(TASK DESCRIPTION): Go through the listing below and work out how many lines hold "RECEBIMENTO"; reply with the figure alone.
++++ DATA RECORDS ++++
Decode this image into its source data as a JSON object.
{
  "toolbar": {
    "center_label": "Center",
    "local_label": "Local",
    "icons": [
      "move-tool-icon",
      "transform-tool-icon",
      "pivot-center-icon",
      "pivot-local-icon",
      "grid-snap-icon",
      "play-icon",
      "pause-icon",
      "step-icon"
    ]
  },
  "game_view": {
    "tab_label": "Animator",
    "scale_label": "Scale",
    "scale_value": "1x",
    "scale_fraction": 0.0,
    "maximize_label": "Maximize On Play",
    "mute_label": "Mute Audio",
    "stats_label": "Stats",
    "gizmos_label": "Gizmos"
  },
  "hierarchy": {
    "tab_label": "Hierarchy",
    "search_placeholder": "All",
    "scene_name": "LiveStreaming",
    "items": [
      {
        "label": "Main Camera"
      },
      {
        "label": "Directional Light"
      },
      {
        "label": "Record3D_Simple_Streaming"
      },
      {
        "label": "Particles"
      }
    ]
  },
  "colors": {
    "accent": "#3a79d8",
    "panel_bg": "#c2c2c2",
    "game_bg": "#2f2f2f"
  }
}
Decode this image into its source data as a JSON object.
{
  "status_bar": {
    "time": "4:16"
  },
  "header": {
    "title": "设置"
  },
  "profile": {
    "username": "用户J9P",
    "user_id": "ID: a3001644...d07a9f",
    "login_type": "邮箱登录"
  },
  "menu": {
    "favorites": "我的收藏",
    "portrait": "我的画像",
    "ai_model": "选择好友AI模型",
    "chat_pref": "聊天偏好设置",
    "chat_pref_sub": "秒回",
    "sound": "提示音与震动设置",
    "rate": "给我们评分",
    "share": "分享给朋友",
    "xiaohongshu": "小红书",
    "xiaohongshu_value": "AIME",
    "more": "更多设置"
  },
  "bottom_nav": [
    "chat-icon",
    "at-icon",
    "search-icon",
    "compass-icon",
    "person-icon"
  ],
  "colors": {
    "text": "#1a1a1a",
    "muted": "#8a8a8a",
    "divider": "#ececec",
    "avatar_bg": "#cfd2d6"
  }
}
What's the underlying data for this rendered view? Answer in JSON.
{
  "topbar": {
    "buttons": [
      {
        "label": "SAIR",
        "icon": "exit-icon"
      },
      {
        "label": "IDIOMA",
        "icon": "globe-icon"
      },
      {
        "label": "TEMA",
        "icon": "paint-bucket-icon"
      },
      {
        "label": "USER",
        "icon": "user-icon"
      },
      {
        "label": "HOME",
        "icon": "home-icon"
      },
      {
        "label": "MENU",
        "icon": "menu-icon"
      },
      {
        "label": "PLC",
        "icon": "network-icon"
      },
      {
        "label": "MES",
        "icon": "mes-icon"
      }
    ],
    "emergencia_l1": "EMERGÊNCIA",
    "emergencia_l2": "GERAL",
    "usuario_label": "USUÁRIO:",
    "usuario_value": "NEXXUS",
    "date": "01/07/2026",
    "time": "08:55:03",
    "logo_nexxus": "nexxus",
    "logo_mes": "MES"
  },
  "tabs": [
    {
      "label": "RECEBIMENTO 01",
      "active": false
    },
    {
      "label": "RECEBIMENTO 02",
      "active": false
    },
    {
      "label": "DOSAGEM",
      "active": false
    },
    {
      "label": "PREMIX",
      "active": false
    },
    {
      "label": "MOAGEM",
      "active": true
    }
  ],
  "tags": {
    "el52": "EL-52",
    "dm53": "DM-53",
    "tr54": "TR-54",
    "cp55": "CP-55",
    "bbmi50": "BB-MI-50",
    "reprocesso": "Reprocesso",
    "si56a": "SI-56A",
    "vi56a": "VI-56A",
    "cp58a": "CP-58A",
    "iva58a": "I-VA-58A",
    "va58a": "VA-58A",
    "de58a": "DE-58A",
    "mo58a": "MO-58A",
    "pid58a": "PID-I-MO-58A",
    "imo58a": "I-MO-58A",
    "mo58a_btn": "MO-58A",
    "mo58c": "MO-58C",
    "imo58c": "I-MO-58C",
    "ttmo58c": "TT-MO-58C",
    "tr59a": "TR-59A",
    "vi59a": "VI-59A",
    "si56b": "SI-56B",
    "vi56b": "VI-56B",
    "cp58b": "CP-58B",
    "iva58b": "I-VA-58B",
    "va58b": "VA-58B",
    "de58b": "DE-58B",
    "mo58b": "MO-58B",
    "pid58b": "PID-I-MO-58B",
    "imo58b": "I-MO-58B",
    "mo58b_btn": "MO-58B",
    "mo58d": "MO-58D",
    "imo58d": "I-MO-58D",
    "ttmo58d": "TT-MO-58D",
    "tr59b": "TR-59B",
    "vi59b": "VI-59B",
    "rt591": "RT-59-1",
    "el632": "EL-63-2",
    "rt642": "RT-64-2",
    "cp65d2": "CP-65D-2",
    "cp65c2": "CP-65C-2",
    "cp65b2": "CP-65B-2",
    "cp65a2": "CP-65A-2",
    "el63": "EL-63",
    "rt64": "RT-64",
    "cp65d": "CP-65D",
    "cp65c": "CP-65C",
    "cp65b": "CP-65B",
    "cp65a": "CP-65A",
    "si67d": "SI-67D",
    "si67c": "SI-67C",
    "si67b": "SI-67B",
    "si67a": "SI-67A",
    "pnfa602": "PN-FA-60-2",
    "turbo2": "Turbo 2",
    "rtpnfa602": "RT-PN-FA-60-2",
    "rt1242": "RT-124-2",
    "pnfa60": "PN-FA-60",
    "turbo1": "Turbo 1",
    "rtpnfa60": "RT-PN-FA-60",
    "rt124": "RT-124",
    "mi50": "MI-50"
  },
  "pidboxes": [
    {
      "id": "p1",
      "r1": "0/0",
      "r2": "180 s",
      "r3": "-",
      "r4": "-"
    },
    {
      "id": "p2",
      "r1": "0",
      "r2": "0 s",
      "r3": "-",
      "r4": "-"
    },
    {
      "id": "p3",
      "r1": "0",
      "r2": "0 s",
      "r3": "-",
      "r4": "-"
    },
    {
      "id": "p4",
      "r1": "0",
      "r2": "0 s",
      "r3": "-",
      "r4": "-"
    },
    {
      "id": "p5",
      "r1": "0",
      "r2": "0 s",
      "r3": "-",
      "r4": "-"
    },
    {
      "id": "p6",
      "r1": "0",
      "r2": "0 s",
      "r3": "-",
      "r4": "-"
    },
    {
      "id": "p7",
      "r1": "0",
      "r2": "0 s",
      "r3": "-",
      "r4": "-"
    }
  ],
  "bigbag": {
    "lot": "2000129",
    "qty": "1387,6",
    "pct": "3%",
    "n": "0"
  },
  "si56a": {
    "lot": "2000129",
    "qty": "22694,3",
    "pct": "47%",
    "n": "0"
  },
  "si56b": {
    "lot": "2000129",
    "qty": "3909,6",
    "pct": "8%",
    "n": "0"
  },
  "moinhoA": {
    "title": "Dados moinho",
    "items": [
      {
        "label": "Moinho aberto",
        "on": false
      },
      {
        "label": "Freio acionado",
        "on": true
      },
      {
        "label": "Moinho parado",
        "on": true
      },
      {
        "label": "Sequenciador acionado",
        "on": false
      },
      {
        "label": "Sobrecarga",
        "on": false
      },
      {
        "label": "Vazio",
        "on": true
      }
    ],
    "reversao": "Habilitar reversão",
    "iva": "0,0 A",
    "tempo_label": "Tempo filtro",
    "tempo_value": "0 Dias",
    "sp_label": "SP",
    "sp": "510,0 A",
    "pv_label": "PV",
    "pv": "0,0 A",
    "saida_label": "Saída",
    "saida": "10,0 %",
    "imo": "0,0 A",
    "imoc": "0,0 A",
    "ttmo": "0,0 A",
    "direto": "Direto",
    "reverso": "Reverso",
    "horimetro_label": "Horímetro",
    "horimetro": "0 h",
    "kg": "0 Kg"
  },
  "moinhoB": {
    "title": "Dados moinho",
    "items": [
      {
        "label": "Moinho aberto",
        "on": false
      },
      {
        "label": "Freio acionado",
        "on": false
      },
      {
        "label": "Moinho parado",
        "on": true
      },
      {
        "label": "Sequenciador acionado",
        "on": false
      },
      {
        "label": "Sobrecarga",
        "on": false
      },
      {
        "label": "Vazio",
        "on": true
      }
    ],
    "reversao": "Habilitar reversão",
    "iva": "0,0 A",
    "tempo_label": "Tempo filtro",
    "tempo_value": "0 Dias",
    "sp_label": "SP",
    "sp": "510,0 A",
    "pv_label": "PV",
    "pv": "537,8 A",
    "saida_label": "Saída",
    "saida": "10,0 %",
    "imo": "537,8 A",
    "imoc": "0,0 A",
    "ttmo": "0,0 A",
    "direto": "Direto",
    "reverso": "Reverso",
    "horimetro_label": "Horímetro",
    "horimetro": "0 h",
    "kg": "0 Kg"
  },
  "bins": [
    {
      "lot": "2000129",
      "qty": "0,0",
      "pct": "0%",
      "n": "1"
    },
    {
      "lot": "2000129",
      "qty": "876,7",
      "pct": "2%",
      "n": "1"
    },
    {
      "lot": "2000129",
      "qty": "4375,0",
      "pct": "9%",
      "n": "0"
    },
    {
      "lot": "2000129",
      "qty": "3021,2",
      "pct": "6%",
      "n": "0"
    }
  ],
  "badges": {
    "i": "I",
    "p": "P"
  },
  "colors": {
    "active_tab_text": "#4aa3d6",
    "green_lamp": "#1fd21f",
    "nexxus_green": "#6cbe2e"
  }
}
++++
(EXERCISE ANSWER): 2